PROBLEM DETAILS: As you look over the data below, please find each line where the word "Entrance" appears, then copy it.
──────
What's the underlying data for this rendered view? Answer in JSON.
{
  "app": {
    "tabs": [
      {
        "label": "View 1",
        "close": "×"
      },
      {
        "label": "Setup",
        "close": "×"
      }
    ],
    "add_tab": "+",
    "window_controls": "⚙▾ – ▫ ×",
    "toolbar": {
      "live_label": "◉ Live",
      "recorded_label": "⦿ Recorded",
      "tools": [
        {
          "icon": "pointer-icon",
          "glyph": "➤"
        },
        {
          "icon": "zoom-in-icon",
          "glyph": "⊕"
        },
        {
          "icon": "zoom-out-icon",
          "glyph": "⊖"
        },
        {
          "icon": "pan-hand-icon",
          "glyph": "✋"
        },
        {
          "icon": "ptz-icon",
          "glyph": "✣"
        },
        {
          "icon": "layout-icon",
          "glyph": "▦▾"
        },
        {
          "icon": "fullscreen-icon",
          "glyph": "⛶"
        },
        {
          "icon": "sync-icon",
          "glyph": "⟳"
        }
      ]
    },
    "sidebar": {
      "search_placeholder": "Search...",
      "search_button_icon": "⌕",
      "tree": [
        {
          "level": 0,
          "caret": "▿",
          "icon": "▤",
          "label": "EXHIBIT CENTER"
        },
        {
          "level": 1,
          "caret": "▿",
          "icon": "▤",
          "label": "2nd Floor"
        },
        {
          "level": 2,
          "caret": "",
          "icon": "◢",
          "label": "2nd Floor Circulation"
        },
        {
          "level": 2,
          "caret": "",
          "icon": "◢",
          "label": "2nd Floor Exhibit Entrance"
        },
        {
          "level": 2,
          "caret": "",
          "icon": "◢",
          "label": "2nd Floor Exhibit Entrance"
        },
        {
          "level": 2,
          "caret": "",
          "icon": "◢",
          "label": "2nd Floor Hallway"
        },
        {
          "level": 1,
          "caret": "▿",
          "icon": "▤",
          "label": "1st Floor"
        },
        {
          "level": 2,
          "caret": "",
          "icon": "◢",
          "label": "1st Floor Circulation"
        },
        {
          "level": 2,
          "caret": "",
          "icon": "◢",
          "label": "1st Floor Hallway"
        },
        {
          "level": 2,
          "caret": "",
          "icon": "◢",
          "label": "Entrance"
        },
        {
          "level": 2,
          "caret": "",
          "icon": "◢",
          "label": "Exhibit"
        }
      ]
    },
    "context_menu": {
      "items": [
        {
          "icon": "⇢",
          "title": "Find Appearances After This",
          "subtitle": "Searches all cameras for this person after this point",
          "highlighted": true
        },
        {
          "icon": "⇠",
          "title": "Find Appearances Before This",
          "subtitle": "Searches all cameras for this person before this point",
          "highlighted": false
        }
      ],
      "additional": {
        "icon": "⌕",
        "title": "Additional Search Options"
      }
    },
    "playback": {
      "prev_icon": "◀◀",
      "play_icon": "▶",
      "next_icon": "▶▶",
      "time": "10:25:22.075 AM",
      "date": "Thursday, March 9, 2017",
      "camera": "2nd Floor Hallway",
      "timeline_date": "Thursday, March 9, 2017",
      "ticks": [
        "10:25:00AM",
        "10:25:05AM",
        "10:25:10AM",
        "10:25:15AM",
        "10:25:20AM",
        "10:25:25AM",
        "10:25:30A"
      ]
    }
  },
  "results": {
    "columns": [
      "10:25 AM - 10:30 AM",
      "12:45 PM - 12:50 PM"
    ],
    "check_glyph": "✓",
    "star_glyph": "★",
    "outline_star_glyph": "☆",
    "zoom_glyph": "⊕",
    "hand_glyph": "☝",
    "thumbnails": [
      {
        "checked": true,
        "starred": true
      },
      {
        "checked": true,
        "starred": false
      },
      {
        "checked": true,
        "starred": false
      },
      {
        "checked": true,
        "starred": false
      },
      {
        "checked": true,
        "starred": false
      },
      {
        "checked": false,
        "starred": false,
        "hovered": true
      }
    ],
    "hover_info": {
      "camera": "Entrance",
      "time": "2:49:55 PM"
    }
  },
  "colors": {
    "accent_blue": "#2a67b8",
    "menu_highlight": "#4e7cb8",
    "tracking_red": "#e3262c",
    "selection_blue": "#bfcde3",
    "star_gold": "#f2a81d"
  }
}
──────
WRITTEN ANSWER:
          "label": "2nd Floor Exhibit Entrance"
          "label": "2nd Floor Exhibit Entrance"
          "label": "Entrance"
      "camera": "Entrance",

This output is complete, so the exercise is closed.